(Updates with details, quotes and background)
SANAA, March 18 (Reuters) - Assailants on a motorbike on Wednesday shot dead one of Yemen's top journalists, Abdul Kareem al-Khaiwani, who is also an activist close to the country's dominant Houthi group, police sources said.
The group's television channel al-Maseerah said al-Khaiwani, who had served as a delegate for the group in a national dialog conference on Yemen's future, was "martyred in a criminal assassination" near his house in the center of the capital Sanaa.
The killing ends a relative lull in bombing and shooting attacks in the capital since the Houthis ousted the government in January.
There was no immediate claim of responsibility, though Sunni Muslim al Qaeda militants have claimed several previous attacks on the Shi'ite Houthis, whom it regards as heretics.
Yemen is torn by a power struggle between the Iranian-backed Houthis in the north and the U.N.-recognized President Abd-Rabbu Mansour Hadi, who has set up a rival seat in the southern port city of Aden with Gulf Arab support.
Khaiwani's editorials were once the scourge of Yemen's veteran autocrat, former President Ali Abdullah Saleh, and he accused the ruler of 33 years of styling his son to succeed him.
Growing closer to the Houthi movement when Arab Spring protests ousted Saleh in 2012, Khaiwani was among several delegates who represented the group at the talks, convened to map out reforms to be incorporated into a new draft constitution before the Houthis captured Sanaa in September.
But the liberal writer earned the ire of activist allies when he backed the group's dissolution of parliament in February - which critics called a coup - but was remembered fondly for his muckraking past.
"He was one of the godfathers of Yemen's tradition of saying no to those in authority," said his friend, Yemeni writer Farea al-Muslimi.
"His death is a new wound in an already bloody experience for Yemen. It's truly depressing and frightening," he added.

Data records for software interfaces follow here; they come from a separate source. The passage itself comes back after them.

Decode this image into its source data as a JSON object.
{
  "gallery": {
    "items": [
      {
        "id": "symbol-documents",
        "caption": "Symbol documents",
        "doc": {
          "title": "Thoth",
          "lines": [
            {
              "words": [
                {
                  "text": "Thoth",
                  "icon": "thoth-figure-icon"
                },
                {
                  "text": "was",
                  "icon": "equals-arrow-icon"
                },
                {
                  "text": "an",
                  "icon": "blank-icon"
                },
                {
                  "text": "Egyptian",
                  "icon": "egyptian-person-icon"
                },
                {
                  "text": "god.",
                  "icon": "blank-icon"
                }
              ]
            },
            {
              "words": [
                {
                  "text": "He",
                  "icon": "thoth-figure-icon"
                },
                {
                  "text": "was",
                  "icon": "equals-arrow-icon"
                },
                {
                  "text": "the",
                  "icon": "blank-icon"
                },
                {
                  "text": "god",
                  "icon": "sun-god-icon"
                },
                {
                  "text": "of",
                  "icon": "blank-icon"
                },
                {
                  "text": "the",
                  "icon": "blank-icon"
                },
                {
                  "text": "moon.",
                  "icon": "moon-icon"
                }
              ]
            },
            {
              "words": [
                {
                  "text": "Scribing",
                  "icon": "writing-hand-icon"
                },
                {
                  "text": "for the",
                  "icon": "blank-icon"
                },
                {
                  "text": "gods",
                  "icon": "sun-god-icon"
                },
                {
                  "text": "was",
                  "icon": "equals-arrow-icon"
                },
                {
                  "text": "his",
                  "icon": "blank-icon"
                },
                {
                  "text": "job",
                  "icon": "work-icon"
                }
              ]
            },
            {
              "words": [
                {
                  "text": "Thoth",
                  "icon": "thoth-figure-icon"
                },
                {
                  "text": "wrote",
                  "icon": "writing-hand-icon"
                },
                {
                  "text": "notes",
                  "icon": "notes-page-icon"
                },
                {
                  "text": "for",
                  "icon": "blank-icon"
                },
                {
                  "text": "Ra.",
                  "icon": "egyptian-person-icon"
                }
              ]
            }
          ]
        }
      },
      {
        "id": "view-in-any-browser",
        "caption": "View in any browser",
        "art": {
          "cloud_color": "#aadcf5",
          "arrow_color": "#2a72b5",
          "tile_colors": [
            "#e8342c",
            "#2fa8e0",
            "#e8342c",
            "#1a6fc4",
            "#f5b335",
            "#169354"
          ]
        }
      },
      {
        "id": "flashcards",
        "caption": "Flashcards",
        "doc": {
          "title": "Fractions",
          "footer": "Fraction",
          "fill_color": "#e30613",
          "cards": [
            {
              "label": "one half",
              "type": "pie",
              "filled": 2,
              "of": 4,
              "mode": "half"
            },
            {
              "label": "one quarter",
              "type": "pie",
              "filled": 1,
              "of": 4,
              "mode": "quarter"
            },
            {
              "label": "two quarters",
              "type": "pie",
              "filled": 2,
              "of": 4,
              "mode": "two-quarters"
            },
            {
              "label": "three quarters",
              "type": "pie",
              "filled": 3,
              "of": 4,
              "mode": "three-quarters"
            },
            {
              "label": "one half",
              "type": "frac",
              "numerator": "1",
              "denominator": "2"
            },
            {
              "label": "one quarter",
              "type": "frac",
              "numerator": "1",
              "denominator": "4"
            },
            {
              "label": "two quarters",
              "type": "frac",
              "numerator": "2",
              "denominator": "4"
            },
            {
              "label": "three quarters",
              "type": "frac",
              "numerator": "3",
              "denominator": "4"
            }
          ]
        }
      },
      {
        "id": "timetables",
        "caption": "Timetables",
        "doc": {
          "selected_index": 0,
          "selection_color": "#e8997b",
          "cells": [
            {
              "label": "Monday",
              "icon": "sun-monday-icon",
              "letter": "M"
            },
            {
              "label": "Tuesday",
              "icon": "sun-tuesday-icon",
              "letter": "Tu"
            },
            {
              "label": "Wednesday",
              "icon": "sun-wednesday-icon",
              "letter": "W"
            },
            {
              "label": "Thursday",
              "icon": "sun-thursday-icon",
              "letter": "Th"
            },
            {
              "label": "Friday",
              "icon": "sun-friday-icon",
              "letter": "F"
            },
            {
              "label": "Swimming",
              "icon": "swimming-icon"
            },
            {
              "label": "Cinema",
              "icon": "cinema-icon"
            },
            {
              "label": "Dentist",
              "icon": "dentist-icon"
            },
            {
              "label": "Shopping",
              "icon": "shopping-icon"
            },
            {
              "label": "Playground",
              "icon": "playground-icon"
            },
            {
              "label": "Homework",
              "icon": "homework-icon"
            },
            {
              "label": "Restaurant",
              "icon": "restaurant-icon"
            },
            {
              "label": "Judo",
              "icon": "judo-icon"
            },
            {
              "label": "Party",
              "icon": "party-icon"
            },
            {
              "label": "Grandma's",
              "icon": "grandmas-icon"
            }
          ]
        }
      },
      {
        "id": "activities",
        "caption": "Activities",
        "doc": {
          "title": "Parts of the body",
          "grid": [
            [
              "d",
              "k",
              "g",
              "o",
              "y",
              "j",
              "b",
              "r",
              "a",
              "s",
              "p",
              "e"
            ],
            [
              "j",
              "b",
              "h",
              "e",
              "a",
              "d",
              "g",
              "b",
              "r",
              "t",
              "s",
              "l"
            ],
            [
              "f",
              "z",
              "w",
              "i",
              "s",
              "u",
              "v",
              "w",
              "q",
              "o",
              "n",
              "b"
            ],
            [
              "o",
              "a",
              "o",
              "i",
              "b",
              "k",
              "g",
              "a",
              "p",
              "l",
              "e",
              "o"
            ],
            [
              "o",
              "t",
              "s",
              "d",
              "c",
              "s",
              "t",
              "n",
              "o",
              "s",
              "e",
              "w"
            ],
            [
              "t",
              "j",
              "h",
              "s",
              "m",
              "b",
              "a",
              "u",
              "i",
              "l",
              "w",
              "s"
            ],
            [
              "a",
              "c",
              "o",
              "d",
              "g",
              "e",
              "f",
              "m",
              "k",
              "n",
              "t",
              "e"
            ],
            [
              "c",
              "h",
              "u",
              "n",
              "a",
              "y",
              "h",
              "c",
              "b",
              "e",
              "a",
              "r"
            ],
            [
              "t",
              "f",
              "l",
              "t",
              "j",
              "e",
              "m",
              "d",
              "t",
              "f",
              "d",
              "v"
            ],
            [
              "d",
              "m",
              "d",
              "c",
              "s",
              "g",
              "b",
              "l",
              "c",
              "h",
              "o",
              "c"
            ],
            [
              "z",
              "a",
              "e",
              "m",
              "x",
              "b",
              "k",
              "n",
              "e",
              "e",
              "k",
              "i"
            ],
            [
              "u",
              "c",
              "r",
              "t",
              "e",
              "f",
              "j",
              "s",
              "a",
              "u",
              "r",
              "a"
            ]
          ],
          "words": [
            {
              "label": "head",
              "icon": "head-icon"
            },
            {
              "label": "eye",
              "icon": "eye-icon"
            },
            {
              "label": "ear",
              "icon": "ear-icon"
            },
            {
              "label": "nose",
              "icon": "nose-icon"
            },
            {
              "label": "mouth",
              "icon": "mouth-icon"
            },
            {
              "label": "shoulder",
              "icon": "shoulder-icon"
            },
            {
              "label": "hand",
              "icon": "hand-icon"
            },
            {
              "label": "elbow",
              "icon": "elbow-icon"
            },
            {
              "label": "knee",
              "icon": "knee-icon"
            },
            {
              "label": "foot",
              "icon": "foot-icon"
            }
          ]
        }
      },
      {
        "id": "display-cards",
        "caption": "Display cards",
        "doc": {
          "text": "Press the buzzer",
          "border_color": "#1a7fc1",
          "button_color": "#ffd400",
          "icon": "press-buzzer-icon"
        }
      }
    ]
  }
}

Yemen's lively press and civil society has been struck hard by political tension, and rights group Amnesty International last month accused the Houthis of abducting and torturing those opposed to their rule. (Reporting By Mohammed Ghobari and Noah Browning in Dubai, editing by Sami Aboudi and Hugh Lawson)